Bahdanau agrees, and says he does not believe many people in the industry “seriously view [AI replacing human programmers] as a goal”. “Humans understand the broader context, the actual real-world purpose of why the code needs to be written,” he says. “AlphaCode, Codex, and others are just very advanced statistical methods that have billions of gigabytes of code distilled in them. That said, AI has the potential to help human software developers accomplish their work faster.”
How will AI aid software development?
But with the ongoing tech skills shortage threatening to slow the pace of digital transformation, AI has a significant role to play in software development, aiding increasingly stretched IT teams. Tech Monitor has reported on the growing popularity of low-code and no-code systems, which enable non-technical staff to build digital functions to aid their work, with no-code expected to account for 65% of app development by 2024, according to Gartner.
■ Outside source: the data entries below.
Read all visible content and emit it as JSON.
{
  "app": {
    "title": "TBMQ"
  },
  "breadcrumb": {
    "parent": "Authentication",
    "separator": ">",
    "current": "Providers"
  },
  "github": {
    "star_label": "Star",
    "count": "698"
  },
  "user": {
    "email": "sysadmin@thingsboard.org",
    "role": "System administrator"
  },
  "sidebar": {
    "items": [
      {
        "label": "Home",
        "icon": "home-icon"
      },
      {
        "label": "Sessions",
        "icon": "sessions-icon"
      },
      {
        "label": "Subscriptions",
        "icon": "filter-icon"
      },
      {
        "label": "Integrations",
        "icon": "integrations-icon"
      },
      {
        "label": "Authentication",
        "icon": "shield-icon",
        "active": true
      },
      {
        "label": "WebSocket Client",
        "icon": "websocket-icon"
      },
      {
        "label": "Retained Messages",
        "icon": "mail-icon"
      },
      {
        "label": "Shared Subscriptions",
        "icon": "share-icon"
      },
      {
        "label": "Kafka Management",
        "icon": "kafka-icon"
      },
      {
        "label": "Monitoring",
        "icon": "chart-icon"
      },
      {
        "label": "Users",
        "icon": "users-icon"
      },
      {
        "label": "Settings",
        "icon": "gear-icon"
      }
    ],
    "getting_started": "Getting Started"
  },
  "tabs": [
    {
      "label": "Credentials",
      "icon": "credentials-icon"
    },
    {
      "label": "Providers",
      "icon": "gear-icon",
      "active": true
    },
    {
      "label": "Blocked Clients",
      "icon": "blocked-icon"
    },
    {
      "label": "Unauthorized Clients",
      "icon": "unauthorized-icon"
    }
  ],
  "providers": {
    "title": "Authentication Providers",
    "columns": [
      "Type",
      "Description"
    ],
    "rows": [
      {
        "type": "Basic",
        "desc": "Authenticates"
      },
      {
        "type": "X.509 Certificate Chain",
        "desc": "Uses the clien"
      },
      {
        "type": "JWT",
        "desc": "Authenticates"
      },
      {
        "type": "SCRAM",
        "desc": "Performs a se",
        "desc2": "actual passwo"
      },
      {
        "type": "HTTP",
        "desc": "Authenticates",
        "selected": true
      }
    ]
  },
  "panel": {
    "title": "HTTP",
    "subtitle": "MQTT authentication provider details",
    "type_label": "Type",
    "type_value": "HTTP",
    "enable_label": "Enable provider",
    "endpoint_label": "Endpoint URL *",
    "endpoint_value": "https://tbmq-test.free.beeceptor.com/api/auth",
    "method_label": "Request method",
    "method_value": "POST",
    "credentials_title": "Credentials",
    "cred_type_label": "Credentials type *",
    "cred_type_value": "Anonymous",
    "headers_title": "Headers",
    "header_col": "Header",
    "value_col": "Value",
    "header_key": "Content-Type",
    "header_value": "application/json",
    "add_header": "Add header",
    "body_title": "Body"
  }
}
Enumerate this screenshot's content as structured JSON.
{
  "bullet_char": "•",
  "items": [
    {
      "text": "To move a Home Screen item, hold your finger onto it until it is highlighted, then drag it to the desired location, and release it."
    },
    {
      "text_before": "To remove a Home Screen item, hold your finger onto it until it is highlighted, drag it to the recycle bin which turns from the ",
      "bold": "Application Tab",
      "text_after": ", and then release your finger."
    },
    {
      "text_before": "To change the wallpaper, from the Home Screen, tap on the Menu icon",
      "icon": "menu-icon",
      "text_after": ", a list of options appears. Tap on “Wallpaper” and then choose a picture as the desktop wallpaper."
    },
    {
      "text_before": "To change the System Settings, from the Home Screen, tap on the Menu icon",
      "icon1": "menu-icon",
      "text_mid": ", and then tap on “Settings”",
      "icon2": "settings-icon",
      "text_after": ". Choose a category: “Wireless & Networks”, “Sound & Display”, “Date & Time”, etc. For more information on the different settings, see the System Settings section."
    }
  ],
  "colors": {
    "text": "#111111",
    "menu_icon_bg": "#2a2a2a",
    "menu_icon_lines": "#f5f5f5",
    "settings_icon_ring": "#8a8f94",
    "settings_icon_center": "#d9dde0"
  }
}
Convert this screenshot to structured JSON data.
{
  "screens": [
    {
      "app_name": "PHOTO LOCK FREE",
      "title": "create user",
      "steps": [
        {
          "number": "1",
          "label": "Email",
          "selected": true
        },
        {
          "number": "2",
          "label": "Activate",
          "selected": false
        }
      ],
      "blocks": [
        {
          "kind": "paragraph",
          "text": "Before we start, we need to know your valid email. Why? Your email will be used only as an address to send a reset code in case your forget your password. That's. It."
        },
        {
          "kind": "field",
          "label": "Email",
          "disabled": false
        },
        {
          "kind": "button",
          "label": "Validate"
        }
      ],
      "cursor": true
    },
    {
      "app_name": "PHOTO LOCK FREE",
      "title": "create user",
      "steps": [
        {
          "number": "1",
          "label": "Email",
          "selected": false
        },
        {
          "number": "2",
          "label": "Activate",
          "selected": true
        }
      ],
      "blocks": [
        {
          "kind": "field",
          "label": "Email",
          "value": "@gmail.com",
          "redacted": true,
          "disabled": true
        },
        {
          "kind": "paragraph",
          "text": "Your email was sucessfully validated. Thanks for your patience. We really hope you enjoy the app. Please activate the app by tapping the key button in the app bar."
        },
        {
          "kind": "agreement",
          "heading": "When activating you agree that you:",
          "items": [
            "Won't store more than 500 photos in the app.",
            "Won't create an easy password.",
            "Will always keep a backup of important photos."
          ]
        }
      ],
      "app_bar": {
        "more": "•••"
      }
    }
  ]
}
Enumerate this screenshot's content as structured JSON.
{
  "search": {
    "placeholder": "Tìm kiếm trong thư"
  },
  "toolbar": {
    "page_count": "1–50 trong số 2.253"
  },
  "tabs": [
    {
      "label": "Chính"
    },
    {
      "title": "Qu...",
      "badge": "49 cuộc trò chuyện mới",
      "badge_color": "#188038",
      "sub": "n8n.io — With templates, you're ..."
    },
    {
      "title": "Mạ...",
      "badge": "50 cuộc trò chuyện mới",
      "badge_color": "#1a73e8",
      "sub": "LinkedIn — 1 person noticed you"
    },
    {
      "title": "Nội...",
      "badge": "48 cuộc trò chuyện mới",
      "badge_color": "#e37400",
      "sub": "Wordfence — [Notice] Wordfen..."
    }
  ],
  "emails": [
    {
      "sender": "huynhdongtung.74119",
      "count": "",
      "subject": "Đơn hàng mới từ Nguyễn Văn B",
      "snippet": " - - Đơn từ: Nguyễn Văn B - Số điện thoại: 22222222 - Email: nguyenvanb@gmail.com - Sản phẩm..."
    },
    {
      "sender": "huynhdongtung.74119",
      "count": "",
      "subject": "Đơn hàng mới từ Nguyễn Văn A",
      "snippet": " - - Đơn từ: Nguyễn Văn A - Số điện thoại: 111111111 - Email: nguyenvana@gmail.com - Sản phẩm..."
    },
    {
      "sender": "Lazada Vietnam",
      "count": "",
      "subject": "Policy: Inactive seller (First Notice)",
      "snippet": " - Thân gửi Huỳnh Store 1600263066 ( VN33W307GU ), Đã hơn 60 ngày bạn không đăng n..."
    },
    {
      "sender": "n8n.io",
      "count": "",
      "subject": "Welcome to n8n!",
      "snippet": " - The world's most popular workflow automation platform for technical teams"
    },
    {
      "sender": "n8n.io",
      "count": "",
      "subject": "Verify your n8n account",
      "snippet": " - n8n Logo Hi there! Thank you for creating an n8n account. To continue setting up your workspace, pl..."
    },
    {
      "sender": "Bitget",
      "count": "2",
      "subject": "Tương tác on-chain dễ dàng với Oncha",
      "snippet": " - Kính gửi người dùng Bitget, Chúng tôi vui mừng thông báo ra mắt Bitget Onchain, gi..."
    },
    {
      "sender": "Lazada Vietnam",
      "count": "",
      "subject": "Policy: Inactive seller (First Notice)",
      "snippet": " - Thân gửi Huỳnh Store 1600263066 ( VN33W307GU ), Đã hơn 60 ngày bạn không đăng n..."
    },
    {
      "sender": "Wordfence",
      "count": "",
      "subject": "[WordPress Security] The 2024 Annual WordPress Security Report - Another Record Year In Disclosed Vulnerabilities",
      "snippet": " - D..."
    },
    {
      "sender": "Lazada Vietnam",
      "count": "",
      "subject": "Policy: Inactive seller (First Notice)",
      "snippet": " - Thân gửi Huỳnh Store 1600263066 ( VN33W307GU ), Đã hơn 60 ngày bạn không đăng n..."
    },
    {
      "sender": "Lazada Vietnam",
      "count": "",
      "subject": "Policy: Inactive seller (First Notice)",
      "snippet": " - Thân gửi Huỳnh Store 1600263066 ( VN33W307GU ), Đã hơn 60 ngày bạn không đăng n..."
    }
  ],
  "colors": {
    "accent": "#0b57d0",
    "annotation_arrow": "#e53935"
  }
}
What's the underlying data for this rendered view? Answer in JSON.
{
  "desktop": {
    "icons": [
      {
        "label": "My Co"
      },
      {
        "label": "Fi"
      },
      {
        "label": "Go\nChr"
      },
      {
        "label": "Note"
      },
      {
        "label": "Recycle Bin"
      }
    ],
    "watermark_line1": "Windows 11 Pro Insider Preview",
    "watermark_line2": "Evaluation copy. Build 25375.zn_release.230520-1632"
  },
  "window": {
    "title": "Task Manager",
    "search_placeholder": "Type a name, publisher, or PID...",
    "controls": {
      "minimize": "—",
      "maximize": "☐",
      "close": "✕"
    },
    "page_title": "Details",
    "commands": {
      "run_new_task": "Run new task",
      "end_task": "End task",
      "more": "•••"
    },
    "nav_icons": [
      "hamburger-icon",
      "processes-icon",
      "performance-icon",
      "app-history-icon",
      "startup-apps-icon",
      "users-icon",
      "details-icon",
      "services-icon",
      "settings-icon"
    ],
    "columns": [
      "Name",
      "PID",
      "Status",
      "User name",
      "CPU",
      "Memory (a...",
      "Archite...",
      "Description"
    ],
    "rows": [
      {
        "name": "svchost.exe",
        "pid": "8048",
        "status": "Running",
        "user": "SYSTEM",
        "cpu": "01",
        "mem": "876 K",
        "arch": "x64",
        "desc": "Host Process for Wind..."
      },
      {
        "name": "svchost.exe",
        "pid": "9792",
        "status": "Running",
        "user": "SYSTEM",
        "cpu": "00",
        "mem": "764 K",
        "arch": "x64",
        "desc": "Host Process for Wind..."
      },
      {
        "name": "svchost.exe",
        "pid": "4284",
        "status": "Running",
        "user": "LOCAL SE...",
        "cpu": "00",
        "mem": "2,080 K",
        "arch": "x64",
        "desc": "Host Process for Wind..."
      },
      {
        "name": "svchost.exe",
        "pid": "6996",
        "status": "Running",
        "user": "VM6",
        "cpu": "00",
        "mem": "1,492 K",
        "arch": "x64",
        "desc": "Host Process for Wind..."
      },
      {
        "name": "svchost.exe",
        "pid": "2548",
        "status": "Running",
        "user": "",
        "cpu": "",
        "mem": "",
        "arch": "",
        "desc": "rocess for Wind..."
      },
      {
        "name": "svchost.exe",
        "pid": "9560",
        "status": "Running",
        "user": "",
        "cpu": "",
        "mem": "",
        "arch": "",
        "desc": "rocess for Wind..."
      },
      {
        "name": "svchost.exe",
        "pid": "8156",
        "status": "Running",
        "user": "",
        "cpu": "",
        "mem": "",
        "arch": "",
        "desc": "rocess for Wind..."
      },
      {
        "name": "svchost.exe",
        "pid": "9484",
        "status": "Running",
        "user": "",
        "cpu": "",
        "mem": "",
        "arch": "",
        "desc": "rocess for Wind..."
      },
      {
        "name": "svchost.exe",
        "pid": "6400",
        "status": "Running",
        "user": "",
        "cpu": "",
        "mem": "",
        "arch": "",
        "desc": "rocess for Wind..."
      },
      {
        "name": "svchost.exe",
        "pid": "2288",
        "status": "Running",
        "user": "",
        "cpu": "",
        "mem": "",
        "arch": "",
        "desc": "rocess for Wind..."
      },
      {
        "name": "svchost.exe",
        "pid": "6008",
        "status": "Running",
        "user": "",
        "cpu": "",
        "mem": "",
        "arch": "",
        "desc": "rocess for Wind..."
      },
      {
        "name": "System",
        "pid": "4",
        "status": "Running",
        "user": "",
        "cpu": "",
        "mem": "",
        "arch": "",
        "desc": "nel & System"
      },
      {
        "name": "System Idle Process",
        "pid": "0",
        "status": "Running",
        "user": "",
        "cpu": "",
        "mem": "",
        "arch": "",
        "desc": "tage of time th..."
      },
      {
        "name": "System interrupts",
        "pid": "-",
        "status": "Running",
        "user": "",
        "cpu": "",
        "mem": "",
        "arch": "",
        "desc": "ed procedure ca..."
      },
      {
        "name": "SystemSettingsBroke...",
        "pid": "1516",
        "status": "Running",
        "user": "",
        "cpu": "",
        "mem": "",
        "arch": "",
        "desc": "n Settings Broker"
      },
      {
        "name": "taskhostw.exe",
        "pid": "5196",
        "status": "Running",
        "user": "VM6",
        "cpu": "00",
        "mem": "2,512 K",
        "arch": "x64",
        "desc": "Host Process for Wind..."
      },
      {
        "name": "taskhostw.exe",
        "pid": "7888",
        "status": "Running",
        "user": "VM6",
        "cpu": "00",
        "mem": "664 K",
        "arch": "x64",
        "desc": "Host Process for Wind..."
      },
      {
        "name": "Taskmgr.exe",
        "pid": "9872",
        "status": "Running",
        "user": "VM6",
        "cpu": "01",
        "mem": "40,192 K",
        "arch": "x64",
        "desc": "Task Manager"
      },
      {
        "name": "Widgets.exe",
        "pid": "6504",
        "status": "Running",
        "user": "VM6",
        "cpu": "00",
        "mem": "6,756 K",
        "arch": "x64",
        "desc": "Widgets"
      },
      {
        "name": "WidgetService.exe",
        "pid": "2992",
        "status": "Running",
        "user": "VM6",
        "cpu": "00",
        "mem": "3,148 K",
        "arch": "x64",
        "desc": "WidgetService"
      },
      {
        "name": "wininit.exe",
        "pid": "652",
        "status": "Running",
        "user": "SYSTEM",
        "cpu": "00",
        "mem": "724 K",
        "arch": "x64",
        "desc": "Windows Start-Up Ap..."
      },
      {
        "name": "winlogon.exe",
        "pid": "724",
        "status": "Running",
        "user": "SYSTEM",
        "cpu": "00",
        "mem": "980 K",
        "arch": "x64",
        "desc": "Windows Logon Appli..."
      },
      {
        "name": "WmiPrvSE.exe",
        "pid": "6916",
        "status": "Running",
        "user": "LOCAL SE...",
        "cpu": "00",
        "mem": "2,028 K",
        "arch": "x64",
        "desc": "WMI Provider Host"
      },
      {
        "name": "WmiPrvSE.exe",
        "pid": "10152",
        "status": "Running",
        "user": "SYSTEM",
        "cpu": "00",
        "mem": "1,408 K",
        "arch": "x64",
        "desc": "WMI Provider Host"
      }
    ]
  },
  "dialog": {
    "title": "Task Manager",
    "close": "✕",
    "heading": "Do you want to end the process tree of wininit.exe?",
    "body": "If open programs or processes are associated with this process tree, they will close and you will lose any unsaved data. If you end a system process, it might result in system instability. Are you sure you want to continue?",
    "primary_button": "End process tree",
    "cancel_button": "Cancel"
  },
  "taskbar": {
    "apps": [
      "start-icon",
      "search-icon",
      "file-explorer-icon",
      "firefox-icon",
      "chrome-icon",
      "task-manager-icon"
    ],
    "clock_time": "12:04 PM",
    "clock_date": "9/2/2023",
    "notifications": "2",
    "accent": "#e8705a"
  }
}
For professionals, tools such as GitHub CoPilot, which suggests lines of code or functions to aid development, are likely to be the most productive use of AI in the short to medium term, argues Dr Schrammel. “Software development itself has largely benefitted from automation since its inception,” he says. “Nobody is manually crafting machine code anymore. Automated tools such as compilers and code generators transform high-level formal specifications of an application into machine-executable code.”
Software development itself has largely benefitted from automation since its inception.
Dr Peter Schrammel, University of Sussex
The rise of these compilers has seen “tedious tasks” automated, but not led to a decrease in the number of human developers, Dr Schrammel adds. “One reason could be that many software development activities such as requirements engineering rely on a wide range of domain knowledge and have to deal with large degrees of ambiguity,” he says. “These activities are much harder to automate away than activities that are more regular, such as coding from well-defined specifications and testing.”
Indeed, further automation of testing systems is likely to be the next frontier of AI in programming, Dr Schrammel says. As automation increases, Bahdanau believes an increasingly important role for human developers will be to ensure that the way AI generates code is understood. “Professional developers will need to understand and verify the algorithm that AI proposes,” he says. “For citizen developers using low-code or no-code programming interfaces, the bar for AI trustworthiness is going to be even higher, and they will need a developer experience that explains the logic the AI proposes.”